The company’s interim results to 30 June 2020 revealed the bruising impact of plummeting oil prices. Despite the company’s relative success in maintaining production through the pandemic, revenue was $450.7m compared with $858.2m for the same period in 2019. Crude oil sales came to $375.5m compared with $761.9m for the comparative period in 2019. Revenue from the sale of gas and condensate in the period was $27.6m, down from $79.9m. Cash generated from operations was $283.2m, down from $426.2m, and free cash flow down to $87.5m from $138.3m.

EnQuest’s economy drive reduced operating costs by $74.1m to $174.3m, average unit operating cost fell by 28.3pc to $14.4 boe. The company is also working to burnish its ESG credentials, an increasingly important consideration for all oil and gas operators seeking to retain affordable access to capital. Scope 1 and 2 emissions are expected to be around 15pc than the previous year, with the company working to deliver a reduction in emissions of around 10pc over the next three years. 

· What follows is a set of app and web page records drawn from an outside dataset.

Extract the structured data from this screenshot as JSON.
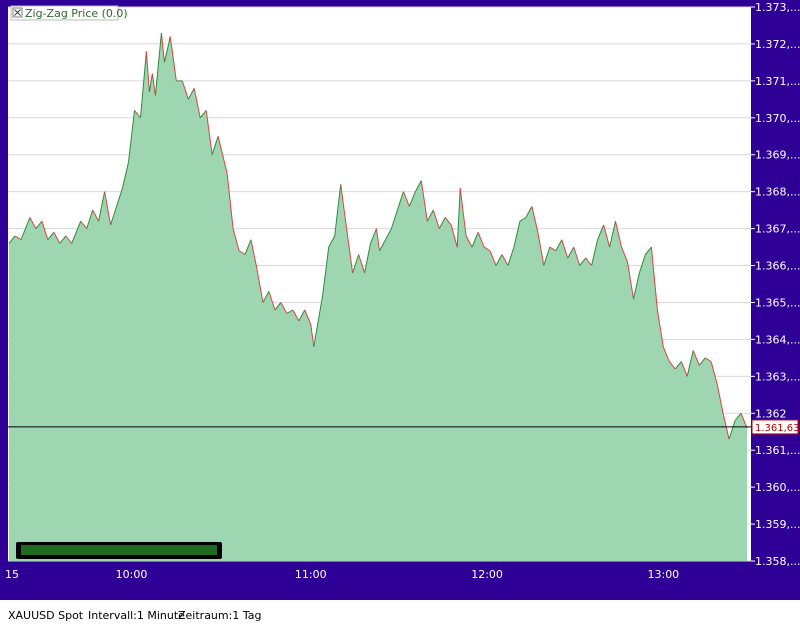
{
  "status": {
    "symbol": "XAUUSD Spot",
    "interval": "Intervall:1 Minute",
    "period": "Zeitraum:1 Tag"
  },
  "chart_data": {
    "type": "area",
    "title": "",
    "legend": {
      "text": "Zig-Zag Price (0.0)",
      "placement": "top-left"
    },
    "xlabel": "",
    "ylabel": "",
    "ylim": [
      1.358,
      1.373
    ],
    "y_ticks": [
      {
        "value": 1.358,
        "label": "1.358,..."
      },
      {
        "value": 1.359,
        "label": "1.359,..."
      },
      {
        "value": 1.36,
        "label": "1.360,..."
      },
      {
        "value": 1.361,
        "label": "1.361,..."
      },
      {
        "value": 1.362,
        "label": "1.362"
      },
      {
        "value": 1.363,
        "label": "1.363,..."
      },
      {
        "value": 1.364,
        "label": "1.364,..."
      },
      {
        "value": 1.365,
        "label": "1.365,..."
      },
      {
        "value": 1.366,
        "label": "1.366,..."
      },
      {
        "value": 1.367,
        "label": "1.367,..."
      },
      {
        "value": 1.368,
        "label": "1.368,..."
      },
      {
        "value": 1.369,
        "label": "1.369,..."
      },
      {
        "value": 1.37,
        "label": "1.370,..."
      },
      {
        "value": 1.371,
        "label": "1.371,..."
      },
      {
        "value": 1.372,
        "label": "1.372,..."
      },
      {
        "value": 1.373,
        "label": "1.373,..."
      }
    ],
    "xlim": [
      0,
      247
    ],
    "x_ticks": [
      {
        "x": 0,
        "label": "15"
      },
      {
        "x": 41,
        "label": "10:00"
      },
      {
        "x": 101,
        "label": "11:00"
      },
      {
        "x": 160,
        "label": "12:00"
      },
      {
        "x": 219,
        "label": "13:00"
      }
    ],
    "current_value": {
      "value": 1.36163,
      "label": "1.361,63"
    },
    "grid": true,
    "colors": {
      "frame": "#2e0096",
      "area_fill": "#9dd6b0",
      "up_line": "#2e8b3a",
      "down_line": "#e04040",
      "current_line": "#000000",
      "current_label": "#c00000",
      "gridline": "#d8d8d8"
    },
    "series": [
      {
        "values": [
          [
            0,
            1.3666
          ],
          [
            2,
            1.3668
          ],
          [
            4,
            1.3667
          ],
          [
            7,
            1.3673
          ],
          [
            9,
            1.367
          ],
          [
            11,
            1.3672
          ],
          [
            13,
            1.3667
          ],
          [
            15,
            1.3669
          ],
          [
            17,
            1.3666
          ],
          [
            19,
            1.3668
          ],
          [
            21,
            1.3666
          ],
          [
            24,
            1.3672
          ],
          [
            26,
            1.367
          ],
          [
            28,
            1.3675
          ],
          [
            30,
            1.3672
          ],
          [
            32,
            1.368
          ],
          [
            34,
            1.3671
          ],
          [
            38,
            1.3681
          ],
          [
            40,
            1.3688
          ],
          [
            42,
            1.3702
          ],
          [
            44,
            1.37
          ],
          [
            46,
            1.3718
          ],
          [
            47,
            1.3707
          ],
          [
            48,
            1.3712
          ],
          [
            49,
            1.3706
          ],
          [
            51,
            1.3723
          ],
          [
            52,
            1.3715
          ],
          [
            54,
            1.3722
          ],
          [
            56,
            1.371
          ],
          [
            58,
            1.371
          ],
          [
            60,
            1.3705
          ],
          [
            62,
            1.3708
          ],
          [
            64,
            1.37
          ],
          [
            66,
            1.3702
          ],
          [
            68,
            1.369
          ],
          [
            70,
            1.3695
          ],
          [
            73,
            1.3685
          ],
          [
            75,
            1.367
          ],
          [
            77,
            1.3664
          ],
          [
            79,
            1.3663
          ],
          [
            81,
            1.3667
          ],
          [
            83,
            1.3659
          ],
          [
            85,
            1.365
          ],
          [
            87,
            1.3653
          ],
          [
            89,
            1.3648
          ],
          [
            91,
            1.365
          ],
          [
            93,
            1.3647
          ],
          [
            95,
            1.3648
          ],
          [
            97,
            1.3645
          ],
          [
            99,
            1.3648
          ],
          [
            101,
            1.3644
          ],
          [
            102,
            1.3638
          ],
          [
            105,
            1.3652
          ],
          [
            107,
            1.3665
          ],
          [
            109,
            1.3668
          ],
          [
            111,
            1.3682
          ],
          [
            113,
            1.367
          ],
          [
            115,
            1.3658
          ],
          [
            117,
            1.3663
          ],
          [
            119,
            1.3658
          ],
          [
            121,
            1.3666
          ],
          [
            123,
            1.367
          ],
          [
            124,
            1.3664
          ],
          [
            126,
            1.3667
          ],
          [
            128,
            1.367
          ],
          [
            130,
            1.3675
          ],
          [
            132,
            1.368
          ],
          [
            134,
            1.3676
          ],
          [
            136,
            1.368
          ],
          [
            138,
            1.3683
          ],
          [
            140,
            1.3672
          ],
          [
            142,
            1.3675
          ],
          [
            144,
            1.367
          ],
          [
            146,
            1.3673
          ],
          [
            148,
            1.3671
          ],
          [
            150,
            1.3665
          ],
          [
            151,
            1.3681
          ],
          [
            153,
            1.3668
          ],
          [
            155,
            1.3665
          ],
          [
            157,
            1.3669
          ],
          [
            159,
            1.3665
          ],
          [
            161,
            1.3664
          ],
          [
            163,
            1.366
          ],
          [
            165,
            1.3663
          ],
          [
            167,
            1.366
          ],
          [
            169,
            1.3665
          ],
          [
            171,
            1.3672
          ],
          [
            173,
            1.3673
          ],
          [
            175,
            1.3676
          ],
          [
            177,
            1.3669
          ],
          [
            179,
            1.366
          ],
          [
            181,
            1.3665
          ],
          [
            183,
            1.3664
          ],
          [
            185,
            1.3667
          ],
          [
            187,
            1.3662
          ],
          [
            189,
            1.3665
          ],
          [
            191,
            1.366
          ],
          [
            193,
            1.3662
          ],
          [
            195,
            1.366
          ],
          [
            197,
            1.3667
          ],
          [
            199,
            1.3671
          ],
          [
            201,
            1.3665
          ],
          [
            203,
            1.3672
          ],
          [
            205,
            1.3665
          ],
          [
            207,
            1.3661
          ],
          [
            209,
            1.3651
          ],
          [
            211,
            1.3658
          ],
          [
            213,
            1.3663
          ],
          [
            215,
            1.3665
          ],
          [
            217,
            1.3648
          ],
          [
            219,
            1.3638
          ],
          [
            221,
            1.3634
          ],
          [
            223,
            1.3632
          ],
          [
            225,
            1.3634
          ],
          [
            227,
            1.363
          ],
          [
            229,
            1.3637
          ],
          [
            231,
            1.3633
          ],
          [
            233,
            1.3635
          ],
          [
            235,
            1.3634
          ],
          [
            237,
            1.3628
          ],
          [
            239,
            1.362
          ],
          [
            241,
            1.3613
          ],
          [
            243,
            1.3618
          ],
          [
            245,
            1.362
          ],
          [
            247,
            1.3616
          ]
        ]
      }
    ]
  }
}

The prospects for the North Sea – and EnQuest


The fortunes of established operators like EnQuest are perhaps more closely tied to the prospects for the wider industry than those of smaller companies, whose star can rise suddenly on news of a discovery, or rapidly fade from view if the resources they had hoped to uncover disappoint.

Last month we took a close look at the oil and gas sector’s tentative recovery, struggling for the light through repeated lockdowns, political uncertainties tied to the US election, competition with renewables for investor interest, and OPEC’s chronic volubility.

Despite the headwinds, the essential trend is upwards. A Wood Mackenzie report published on 15 January noted that demand for oil and gas is continuing to pick up strongly. Since last April’s low global demand has risen by 15 million barrels per day. Asia, which accounts for one-third of that demand, is almost back to its Q4 2019 peak, and demand in North America and Europe, though still well below 2019 Q4 levels, is also rising. The consultancy forecasts global demand to touch 100 barrels per day by the end of the year, just a million below the Q4 2019 peak. Saudi Arabia’s decision at the 5 January OPEC+ meeting to cut another million barrels from its own daily output for two months highlights its determination to hold the alliance together and stabilise the market. And with upstream investment at a 15-year low, oil supply pressures look set to push prices up: with companies prioritising balance sheet reparation over the opening of new prospects a significant tightening in the supply and demand balance could lift Brent above $70/bbl over the next few years.

Wood Mackenzie’s assessment chimes with that of the International Energy Forum, which notes total global investment into oil and gas exploration and production fell by 34pc last year to $261bn, the lowest since 2004. Annual investment will need to be 25pc higher over the next three years to stave off a supply crisis, much faster than the pace of recovery after the 2014 to 2016 slump, all of which augurs higher prices.

For those hopeful for the industry’s short to medium term prospects – to seek to peer further into the clouds would seem foolhardy – EnQuest is an investment worth considering. Relative to really quite recent history the company’s stock might be considered significantly undervalued. It was 25p just before the pandemic, and around 40p just two years ago: it is currently around 13p, with the company’s market cap down to £230m

EnQuest seems to have managed 2020 rather better than some of its peers. Should the North Sea industry pick up again the company’s shares might offer a reliable means of tracking the sector’s recovery.